One of the many impressive historic structures within Teramachi. (Photo: Sandra Isaka)

Takayama's historic 'Temple Town'

A stroll through tranquil Teramachi

One of the many impressive historic structures within Teramachi. (Photo: Sandra Isaka)
Sandra Isaka   - 3 min read

Everyone who visits Takayama wanders the famous historic downtown district, but few venture up into its temple town area, or Teramachi. Takayama was full of tourists on the day that I visited, but with the exception of a couple of locals, I had the entire Teramachi to myself.

Takayama's Teramachi consists of over 10 temples and shrines, all within minutes walk of each other. None are large, but they are all very well kept and contain many historic buildings.

Start at Takarabashi Bridge on Yasugawa Street. Walk away from town and take your first right, then your first left. This will put you at the bottom of a narrow stone path leading uphill. At the top is Unryuji Temple and its lovely gate tower, which was originally a structure within Takayama Castle.

Next is a long narrow slope leading up to Higashiyama Hakusan Shrine. Built in 720, it is the oldest in Takayama. Daioji Temple sits below the shrine, but at the top of Yasugawa Street. The grounds contain a number of impressive structures. Along this section of the route, you will also pass three smaller temples, Kyushoji, Eikyoin, and Tounin.

Cross over Yasugawa Street and into the second half of the Teramachi and Sogenji Temple. This temple, and most of the others, were founded by members of the Kanamori Clan. The next shrine, Higashiyama Shinmei Jinja, also sits on a hill above the temples. It is tucked into a quiet, green forest.

For those who would like to stay overnight within a temple, Tenshoji is the home of a youth hostel. Hokkeji Temple, built in 1558, possesses a stone Buddha that is believed to help worshippers recover from illness. However, in order for its healing powers to work, it is necessary to wash the Buddha in the place where your own illness exists.

When an appointment is made in advance, Zennoji Temple offers visitors the opportunity to experience zazen, or zen meditation. And, behind a majestic wall built of stones moved from Takayama Castle sits Soyuji, the final temple within Takayama's Teramachi.

Throughout Teramachi are signboards in four languages (Japanese, English, Korean, Chinese) identifying each temple and shrine, and pointing visitors to their next destination. The walk is actually part of the longer 'Higashiyama Walking Course', which continues on from Teramachi to a few less central temples and shrines, then into Shiroyama Park, which is the former site of Takayama Castle.

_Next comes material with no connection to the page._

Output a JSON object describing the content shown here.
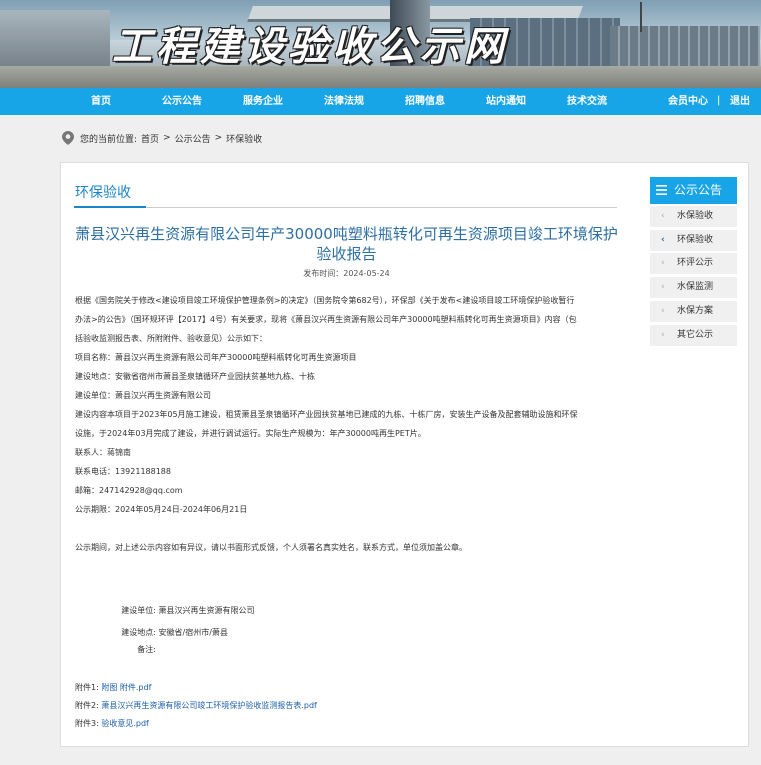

Unless you plan to be in Takayama for a few days, skip this section of the walk as it is rather lengthy and is not as impressive.

Sandra Isaka

Sandra Isaka @sandra.isaka

As an intercultural consultant & Japan travel specialist with 20 years in Japan, I love sharing my favorite places with others.